Depression has long been recognized as a risk factor for stroke but, until recently, researchers believed that patients who were relieved of their depressions symptoms could also benefit from a lessened stroke risk. New findings suggest that may not be the case.
According to new research published in the Journal of the American Heart Association, a history of depression more than doubled an individual’s risk for stroke after age 50, even if they no longer experienced depression symptoms.
Though behavioral health factors like depression, stress, and anxiety have been linked to major health issues like heart disease and high blood pressure, Giampaolo Gallo, MD, a psychiatrist at Main Line Health and the Medical Director of Mirmont Treatment Center, says this study is key in helping patients and physicians better understand stroke risk factors.
“To find that depression—whether it’s occurring presently or has occurred at any other point during a patient’s life—can be so closely linked to stroke risk is very important for both patients and physicians to understand and take note of,” he says.
The research found that both men’s and women’s stroke risk were affected by depression, but women were slightly more affected than men. The statistics aren’t surprising, as women are also more likely to be affected by depression than their male counterparts.
“Physical health has always been and will continue to be an important indicator of stroke risk, but now it’s especially important to consider emotional health, as well, particularly for women,” explains Arie Hallowell, nurse manager of Neuro-Cardiac ICU (NCICU) at Bryn Mawr Hospital. “Women who have experienced depression earlier in their life, even during or after their pregnancy, may be at a higher risk for stroke, and it’s important for them to understand this is nothing to be ashamed of, and to disclose this information to their physicians.”
Although the latest study finds a link between depression and stroke, Dr. Gallo reminds patients that it has yet to prove the source of that link. Preliminary studies suggest that the increased stroke risk could be due to the behaviors often adopted by those who are affected by depression, such as less exercise, poor nutrition, and tobacco use.
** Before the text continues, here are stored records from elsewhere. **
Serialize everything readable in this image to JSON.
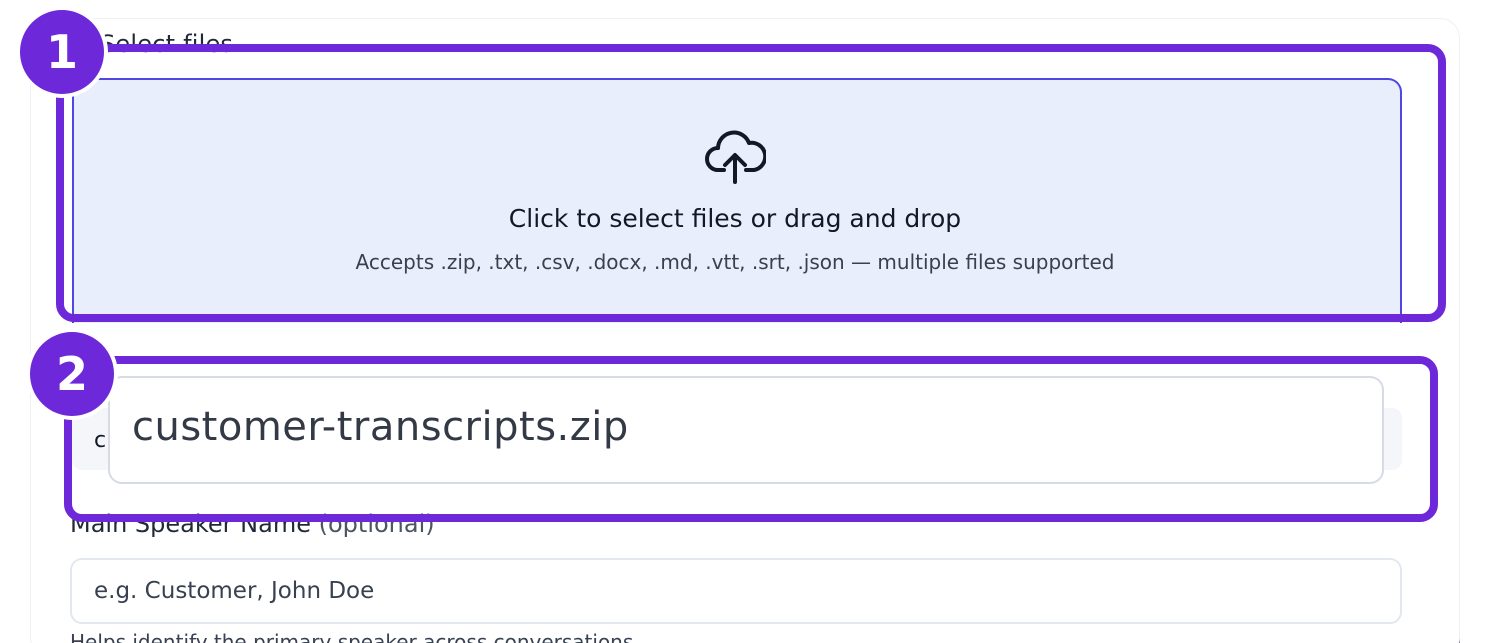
{
  "upload": {
    "section_label": "Select files",
    "title": "Click to select files or drag and drop",
    "accepts": "Accepts .zip, .txt, .csv, .docx, .md, .vtt, .srt, .json — multiple files supported",
    "icon": "cloud-upload-icon"
  },
  "selected_file": {
    "row_letter": "c",
    "name": "customer-transcripts.zip"
  },
  "speaker": {
    "label": "Main Speaker Name",
    "optional": "(optional)",
    "placeholder": "e.g. Customer, John Doe",
    "help": "Helps identify the primary speaker across conversations"
  },
  "annotations": [
    {
      "number": "1"
    },
    {
      "number": "2"
    }
  ],
  "colors": {
    "accent": "#6d28d9",
    "dropzone_bg": "#e8eefb",
    "dropzone_border": "#4f46e5"
  }
}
Together, these habits can contribute to stroke risk.
Whatever the reason, Dr. Gallo says what’s most important is that patients and physicians continue to take depression seriously as a risk factor.
"A history of depression should be an extra clinical reason to be more aggressive in monitoring and treating the other risk factors of stroke in order to minimize a patient's overall risk," he explains.
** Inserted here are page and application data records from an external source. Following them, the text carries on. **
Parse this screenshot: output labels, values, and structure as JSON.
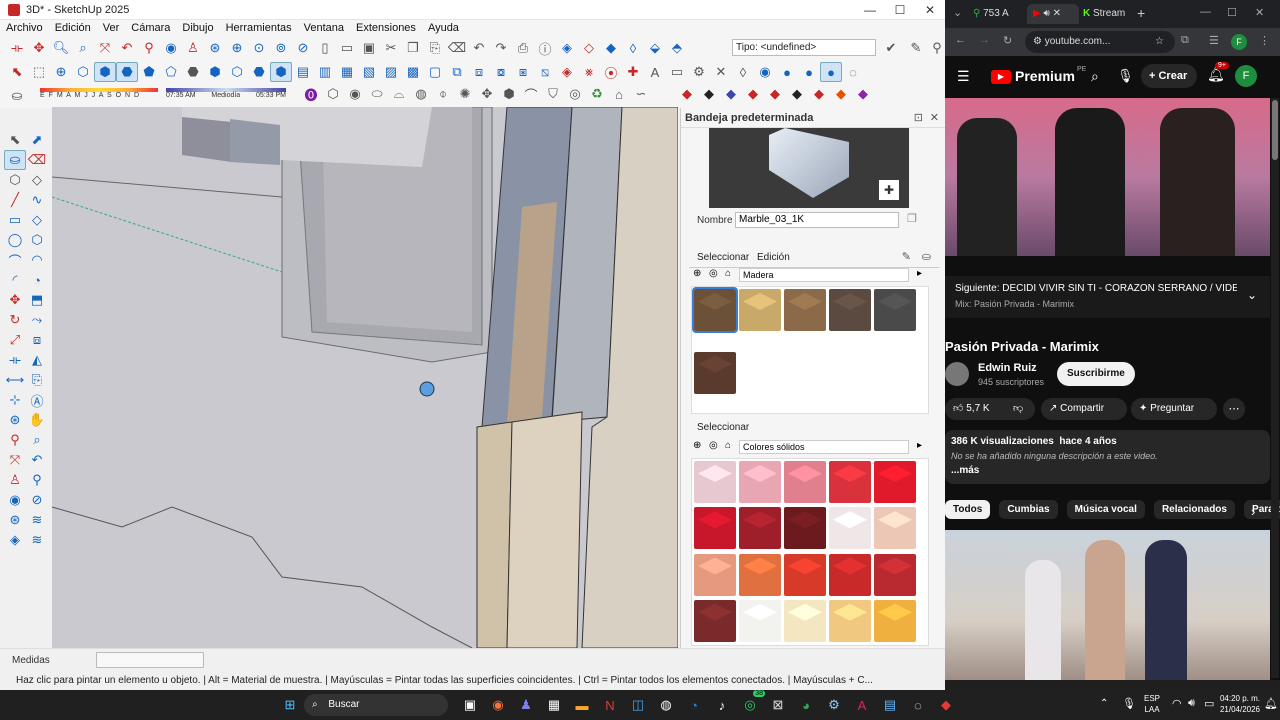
{
  "sketchup": {
    "title": "3D* - SketchUp 2025",
    "menu": [
      "Archivo",
      "Edición",
      "Ver",
      "Cámara",
      "Dibujo",
      "Herramientas",
      "Ventana",
      "Extensiones",
      "Ayuda"
    ],
    "tag_label": "Tipo: <undefined>",
    "shadow": {
      "months": "E F M A M J J A S O N D",
      "time_start": "07:35 AM",
      "time_mid": "Mediodía",
      "time_end": "05:33 PM"
    },
    "measures_label": "Medidas",
    "status_hint": "Haz clic para pintar un elemento u objeto. | Alt = Material de muestra. | Mayúsculas = Pintar todas las superficies coincidentes. | Ctrl = Pintar todos los elementos conectados. | Mayúsculas + C..."
  },
  "tray": {
    "title": "Bandeja predeterminada",
    "name_label": "Nombre",
    "name_value": "Marble_03_1K",
    "tab_select": "Seleccionar",
    "tab_edit": "Edición",
    "library1": "Madera",
    "library2_label": "Seleccionar",
    "library2": "Colores sólidos",
    "wood_swatches": [
      "#6b5138",
      "#c9a96a",
      "#8a6a48",
      "#5b4a40",
      "#4a4a4a",
      "#5a3a2c"
    ],
    "color_swatches": [
      "#e8c8d0",
      "#e8a6b2",
      "#e07f8e",
      "#d9323c",
      "#e01a2a",
      "#c8162a",
      "#9e1f2a",
      "#6b1a1e",
      "#efe6e8",
      "#edc7b6",
      "#e59a80",
      "#e0703f",
      "#d83a2a",
      "#c82a2a",
      "#b82a30",
      "#7a2a2a",
      "#f2f2ef",
      "#f3e6c0",
      "#f0c880",
      "#f0b040"
    ]
  },
  "browser": {
    "tabs": [
      "753 A",
      "",
      "Stream"
    ],
    "url": "youtube.com...",
    "premium_label": "Premium",
    "region": "PE",
    "create_label": "Crear",
    "notif_count": "9+",
    "avatar_letter": "F",
    "next_label": "Siguiente: DECIDI VIVIR SIN TI - CORAZON SERRANO / VIDEO CLI...",
    "mix_label": "Mix: Pasión Privada - Marimix",
    "video_title": "Pasión Privada - Marimix",
    "channel": "Edwin Ruiz",
    "subs": "945 suscriptores",
    "subscribe": "Suscribirme",
    "likes": "5,7 K",
    "share": "Compartir",
    "ask": "Preguntar",
    "views": "386 K visualizaciones  hace 4 años",
    "desc": "No se ha añadido ninguna descripción a este video.",
    "more": "...más",
    "chips": [
      "Todos",
      "Cumbias",
      "Música vocal",
      "Relacionados",
      "Para ti"
    ]
  },
  "taskbar": {
    "search": "Buscar",
    "lang1": "ESP",
    "lang2": "LAA",
    "time": "04:20 p. m.",
    "date": "21/04/2026",
    "whatsapp_badge": "38"
  }
}
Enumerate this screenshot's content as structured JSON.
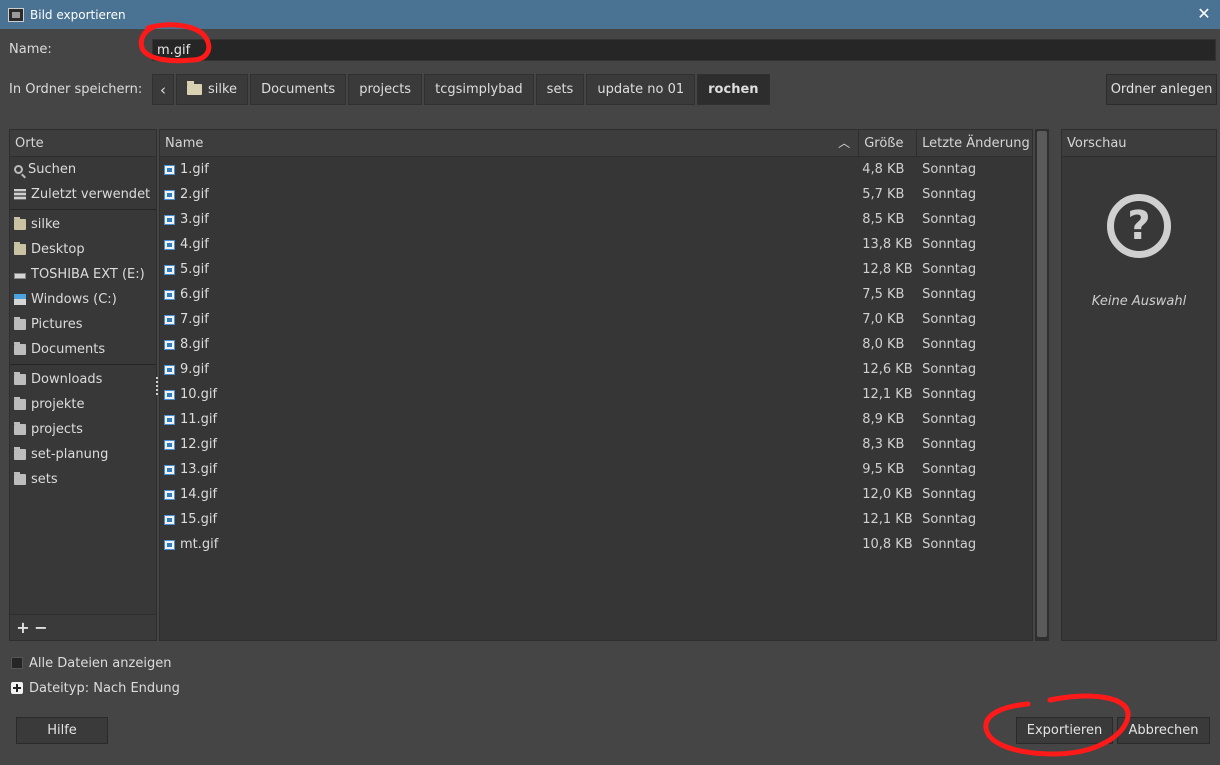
{
  "window": {
    "title": "Bild exportieren"
  },
  "name_field": {
    "label": "Name:",
    "value": "m.gif"
  },
  "folder_path": {
    "label": "In Ordner speichern:",
    "crumbs": [
      "silke",
      "Documents",
      "projects",
      "tcgsimplybad",
      "sets",
      "update no 01",
      "rochen"
    ],
    "create_folder": "Ordner anlegen"
  },
  "places": {
    "header": "Orte",
    "items": [
      {
        "label": "Suchen",
        "icon": "search-icon"
      },
      {
        "label": "Zuletzt verwendet",
        "icon": "recent-icon"
      },
      {
        "label": "silke",
        "icon": "folder-icon"
      },
      {
        "label": "Desktop",
        "icon": "folder-icon"
      },
      {
        "label": "TOSHIBA EXT (E:)",
        "icon": "drive-icon"
      },
      {
        "label": "Windows (C:)",
        "icon": "windows-drive-icon"
      },
      {
        "label": "Pictures",
        "icon": "folder-icon"
      },
      {
        "label": "Documents",
        "icon": "folder-icon"
      },
      {
        "label": "Downloads",
        "icon": "folder-icon"
      },
      {
        "label": "projekte",
        "icon": "folder-icon"
      },
      {
        "label": "projects",
        "icon": "folder-icon"
      },
      {
        "label": "set-planung",
        "icon": "folder-icon"
      },
      {
        "label": "sets",
        "icon": "folder-icon"
      }
    ],
    "add": "+",
    "remove": "−"
  },
  "files": {
    "columns": {
      "name": "Name",
      "size": "Größe",
      "date": "Letzte Änderung"
    },
    "rows": [
      {
        "name": "1.gif",
        "size": "4,8 KB",
        "date": "Sonntag"
      },
      {
        "name": "2.gif",
        "size": "5,7 KB",
        "date": "Sonntag"
      },
      {
        "name": "3.gif",
        "size": "8,5 KB",
        "date": "Sonntag"
      },
      {
        "name": "4.gif",
        "size": "13,8 KB",
        "date": "Sonntag"
      },
      {
        "name": "5.gif",
        "size": "12,8 KB",
        "date": "Sonntag"
      },
      {
        "name": "6.gif",
        "size": "7,5 KB",
        "date": "Sonntag"
      },
      {
        "name": "7.gif",
        "size": "7,0 KB",
        "date": "Sonntag"
      },
      {
        "name": "8.gif",
        "size": "8,0 KB",
        "date": "Sonntag"
      },
      {
        "name": "9.gif",
        "size": "12,6 KB",
        "date": "Sonntag"
      },
      {
        "name": "10.gif",
        "size": "12,1 KB",
        "date": "Sonntag"
      },
      {
        "name": "11.gif",
        "size": "8,9 KB",
        "date": "Sonntag"
      },
      {
        "name": "12.gif",
        "size": "8,3 KB",
        "date": "Sonntag"
      },
      {
        "name": "13.gif",
        "size": "9,5 KB",
        "date": "Sonntag"
      },
      {
        "name": "14.gif",
        "size": "12,0 KB",
        "date": "Sonntag"
      },
      {
        "name": "15.gif",
        "size": "12,1 KB",
        "date": "Sonntag"
      },
      {
        "name": "mt.gif",
        "size": "10,8 KB",
        "date": "Sonntag"
      }
    ]
  },
  "preview": {
    "header": "Vorschau",
    "empty": "Keine Auswahl"
  },
  "options": {
    "show_all": "Alle Dateien anzeigen",
    "filetype": "Dateityp: Nach Endung"
  },
  "buttons": {
    "help": "Hilfe",
    "export": "Exportieren",
    "cancel": "Abbrechen"
  },
  "colors": {
    "titlebar": "#4a7393",
    "annotation": "#ff1a1a",
    "background": "#454545"
  }
}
Although some patients may be embarrassed to admit that they have struggled with depression, or feel like they don't need to disclose that it is something that they have dealt with in the past, Dr. Gallo urges patients to be open with their physicians.
“Sharing information about your behavioral health history is just as important as sharing information about your family’s cancer or heart health history. It could save your life.”
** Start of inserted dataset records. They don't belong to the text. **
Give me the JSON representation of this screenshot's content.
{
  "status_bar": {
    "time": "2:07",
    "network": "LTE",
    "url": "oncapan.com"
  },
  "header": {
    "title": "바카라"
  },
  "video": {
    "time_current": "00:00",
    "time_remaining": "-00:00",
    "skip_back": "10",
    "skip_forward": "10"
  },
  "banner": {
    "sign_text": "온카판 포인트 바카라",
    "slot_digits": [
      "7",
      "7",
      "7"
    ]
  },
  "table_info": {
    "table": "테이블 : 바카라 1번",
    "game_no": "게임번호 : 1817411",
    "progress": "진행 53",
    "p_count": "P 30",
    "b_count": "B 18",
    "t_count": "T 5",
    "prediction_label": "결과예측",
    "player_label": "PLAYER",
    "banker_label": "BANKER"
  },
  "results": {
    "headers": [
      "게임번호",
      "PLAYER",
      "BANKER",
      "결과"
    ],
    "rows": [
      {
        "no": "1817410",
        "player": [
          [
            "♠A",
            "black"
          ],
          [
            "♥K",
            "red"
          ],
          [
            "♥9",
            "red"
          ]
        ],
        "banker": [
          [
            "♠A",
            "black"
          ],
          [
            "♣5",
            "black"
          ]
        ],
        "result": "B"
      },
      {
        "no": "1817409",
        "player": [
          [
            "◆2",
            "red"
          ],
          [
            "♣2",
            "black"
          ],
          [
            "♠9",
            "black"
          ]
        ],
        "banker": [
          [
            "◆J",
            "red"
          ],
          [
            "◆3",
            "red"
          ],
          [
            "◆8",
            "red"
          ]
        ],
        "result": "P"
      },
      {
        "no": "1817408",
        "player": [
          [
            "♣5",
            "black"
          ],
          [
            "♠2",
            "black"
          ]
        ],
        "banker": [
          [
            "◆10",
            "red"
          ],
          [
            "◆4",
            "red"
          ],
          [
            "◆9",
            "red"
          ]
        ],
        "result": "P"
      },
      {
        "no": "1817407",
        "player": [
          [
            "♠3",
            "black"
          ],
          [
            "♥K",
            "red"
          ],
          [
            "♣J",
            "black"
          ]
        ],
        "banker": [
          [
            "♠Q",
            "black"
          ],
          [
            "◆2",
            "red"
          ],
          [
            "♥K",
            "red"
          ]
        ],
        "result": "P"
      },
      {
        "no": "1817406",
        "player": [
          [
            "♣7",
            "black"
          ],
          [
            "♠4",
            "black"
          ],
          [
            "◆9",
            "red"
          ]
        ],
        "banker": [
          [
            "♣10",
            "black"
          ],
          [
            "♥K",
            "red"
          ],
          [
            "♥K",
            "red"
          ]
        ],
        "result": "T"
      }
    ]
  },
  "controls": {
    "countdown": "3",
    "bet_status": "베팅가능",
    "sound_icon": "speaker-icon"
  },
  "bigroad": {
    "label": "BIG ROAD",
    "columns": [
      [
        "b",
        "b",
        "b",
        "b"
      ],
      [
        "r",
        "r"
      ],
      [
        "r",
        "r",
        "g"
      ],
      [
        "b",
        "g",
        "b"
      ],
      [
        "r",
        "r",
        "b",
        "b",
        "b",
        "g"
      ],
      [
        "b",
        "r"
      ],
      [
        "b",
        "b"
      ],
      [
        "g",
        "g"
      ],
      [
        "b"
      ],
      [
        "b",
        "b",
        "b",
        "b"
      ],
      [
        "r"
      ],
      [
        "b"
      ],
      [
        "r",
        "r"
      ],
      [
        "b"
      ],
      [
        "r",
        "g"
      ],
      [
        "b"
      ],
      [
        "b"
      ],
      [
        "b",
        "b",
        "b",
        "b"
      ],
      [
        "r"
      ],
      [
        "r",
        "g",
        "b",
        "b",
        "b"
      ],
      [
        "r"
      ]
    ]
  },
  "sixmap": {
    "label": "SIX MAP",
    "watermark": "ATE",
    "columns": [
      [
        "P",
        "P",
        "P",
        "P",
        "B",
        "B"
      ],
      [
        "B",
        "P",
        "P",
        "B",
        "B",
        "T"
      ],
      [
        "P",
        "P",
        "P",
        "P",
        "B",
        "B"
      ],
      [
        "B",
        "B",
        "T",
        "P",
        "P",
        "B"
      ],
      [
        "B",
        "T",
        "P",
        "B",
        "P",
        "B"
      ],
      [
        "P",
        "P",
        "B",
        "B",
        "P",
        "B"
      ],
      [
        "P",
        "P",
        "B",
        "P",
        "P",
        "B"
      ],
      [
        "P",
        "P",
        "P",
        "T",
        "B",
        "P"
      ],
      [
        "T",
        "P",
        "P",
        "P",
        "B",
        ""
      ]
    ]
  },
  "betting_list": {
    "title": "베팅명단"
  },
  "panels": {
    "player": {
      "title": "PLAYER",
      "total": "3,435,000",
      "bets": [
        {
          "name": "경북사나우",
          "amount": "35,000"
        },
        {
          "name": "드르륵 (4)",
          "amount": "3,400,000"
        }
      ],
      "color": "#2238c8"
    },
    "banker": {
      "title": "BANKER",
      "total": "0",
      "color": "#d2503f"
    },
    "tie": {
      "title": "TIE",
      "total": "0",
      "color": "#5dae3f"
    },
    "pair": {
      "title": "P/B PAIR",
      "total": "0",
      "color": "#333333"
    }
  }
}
If you have a history of depression or feel like you might be experiencing depression symptoms, talk to your physician about whether a depression screening may be right for you. Visit our website to find a list of primary care physicians in your area.